* **SUPPLIED MATERIAL**
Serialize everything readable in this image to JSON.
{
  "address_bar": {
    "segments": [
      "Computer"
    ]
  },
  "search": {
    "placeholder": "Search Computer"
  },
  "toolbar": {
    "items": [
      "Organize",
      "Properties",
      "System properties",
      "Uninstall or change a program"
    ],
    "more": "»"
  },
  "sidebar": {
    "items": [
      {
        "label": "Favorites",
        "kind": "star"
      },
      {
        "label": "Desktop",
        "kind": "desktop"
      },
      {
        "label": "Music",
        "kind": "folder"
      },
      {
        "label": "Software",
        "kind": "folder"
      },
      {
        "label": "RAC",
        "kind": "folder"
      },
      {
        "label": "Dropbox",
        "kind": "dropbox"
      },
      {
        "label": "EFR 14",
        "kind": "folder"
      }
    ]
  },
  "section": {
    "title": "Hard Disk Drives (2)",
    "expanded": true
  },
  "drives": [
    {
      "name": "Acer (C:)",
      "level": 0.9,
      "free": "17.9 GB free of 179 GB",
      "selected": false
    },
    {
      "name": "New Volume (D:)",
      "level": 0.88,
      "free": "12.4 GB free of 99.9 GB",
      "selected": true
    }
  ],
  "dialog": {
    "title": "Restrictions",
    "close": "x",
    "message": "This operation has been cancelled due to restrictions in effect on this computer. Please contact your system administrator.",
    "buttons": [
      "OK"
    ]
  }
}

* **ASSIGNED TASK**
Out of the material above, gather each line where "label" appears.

* **ANSWER BOX**
        "label": "Favorites",
        "label": "Desktop",
        "label": "Music",
        "label": "Software",
        "label": "RAC",
        "label": "Dropbox",
        "label": "EFR 14",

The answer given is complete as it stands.